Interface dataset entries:
'''

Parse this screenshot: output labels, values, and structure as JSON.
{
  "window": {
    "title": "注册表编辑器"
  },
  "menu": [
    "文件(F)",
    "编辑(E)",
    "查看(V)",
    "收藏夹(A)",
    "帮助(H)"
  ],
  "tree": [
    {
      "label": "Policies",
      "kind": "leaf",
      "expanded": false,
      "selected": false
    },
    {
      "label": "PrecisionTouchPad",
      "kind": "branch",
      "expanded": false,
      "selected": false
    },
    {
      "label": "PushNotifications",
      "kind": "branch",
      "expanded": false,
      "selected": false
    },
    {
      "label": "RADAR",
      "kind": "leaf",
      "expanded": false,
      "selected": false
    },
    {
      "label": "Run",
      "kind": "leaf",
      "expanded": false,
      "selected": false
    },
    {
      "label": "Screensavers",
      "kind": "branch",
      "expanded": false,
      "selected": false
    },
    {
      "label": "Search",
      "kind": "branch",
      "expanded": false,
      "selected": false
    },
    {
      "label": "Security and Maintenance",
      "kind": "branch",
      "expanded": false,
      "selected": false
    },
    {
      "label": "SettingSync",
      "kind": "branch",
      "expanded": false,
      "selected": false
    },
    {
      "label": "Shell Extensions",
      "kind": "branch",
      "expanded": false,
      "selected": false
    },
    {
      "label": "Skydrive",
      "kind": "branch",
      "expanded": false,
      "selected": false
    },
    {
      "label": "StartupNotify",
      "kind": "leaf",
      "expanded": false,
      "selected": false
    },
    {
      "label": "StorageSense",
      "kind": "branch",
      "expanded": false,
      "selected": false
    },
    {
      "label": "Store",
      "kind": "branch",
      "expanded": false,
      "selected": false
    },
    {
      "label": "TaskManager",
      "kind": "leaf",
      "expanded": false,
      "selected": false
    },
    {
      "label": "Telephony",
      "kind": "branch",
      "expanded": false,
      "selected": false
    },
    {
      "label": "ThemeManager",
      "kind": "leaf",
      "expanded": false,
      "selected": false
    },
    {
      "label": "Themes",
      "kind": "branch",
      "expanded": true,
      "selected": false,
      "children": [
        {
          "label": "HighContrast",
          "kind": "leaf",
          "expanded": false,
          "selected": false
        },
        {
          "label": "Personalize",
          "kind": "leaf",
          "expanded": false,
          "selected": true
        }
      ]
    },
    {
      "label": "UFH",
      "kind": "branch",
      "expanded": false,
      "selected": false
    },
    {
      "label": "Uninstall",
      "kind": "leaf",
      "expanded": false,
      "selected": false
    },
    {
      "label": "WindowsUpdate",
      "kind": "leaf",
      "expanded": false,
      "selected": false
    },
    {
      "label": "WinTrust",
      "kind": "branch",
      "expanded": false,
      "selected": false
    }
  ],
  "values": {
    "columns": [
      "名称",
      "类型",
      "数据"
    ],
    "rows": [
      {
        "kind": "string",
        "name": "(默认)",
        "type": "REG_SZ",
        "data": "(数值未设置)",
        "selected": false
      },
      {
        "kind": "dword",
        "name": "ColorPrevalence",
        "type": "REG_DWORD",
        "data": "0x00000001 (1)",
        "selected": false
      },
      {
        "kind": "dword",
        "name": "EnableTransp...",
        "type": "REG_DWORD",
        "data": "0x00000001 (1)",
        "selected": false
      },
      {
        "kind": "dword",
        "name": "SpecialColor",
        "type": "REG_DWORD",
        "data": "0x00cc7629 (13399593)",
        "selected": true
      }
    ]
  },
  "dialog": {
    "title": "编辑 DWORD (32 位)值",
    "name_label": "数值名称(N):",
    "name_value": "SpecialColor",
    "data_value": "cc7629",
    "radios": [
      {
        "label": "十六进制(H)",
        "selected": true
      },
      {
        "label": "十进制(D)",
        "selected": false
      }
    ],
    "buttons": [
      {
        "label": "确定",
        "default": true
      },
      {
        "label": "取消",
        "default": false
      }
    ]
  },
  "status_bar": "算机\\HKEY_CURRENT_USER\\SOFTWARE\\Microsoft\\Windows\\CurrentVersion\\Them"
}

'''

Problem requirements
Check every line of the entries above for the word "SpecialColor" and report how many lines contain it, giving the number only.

Solved exercise
2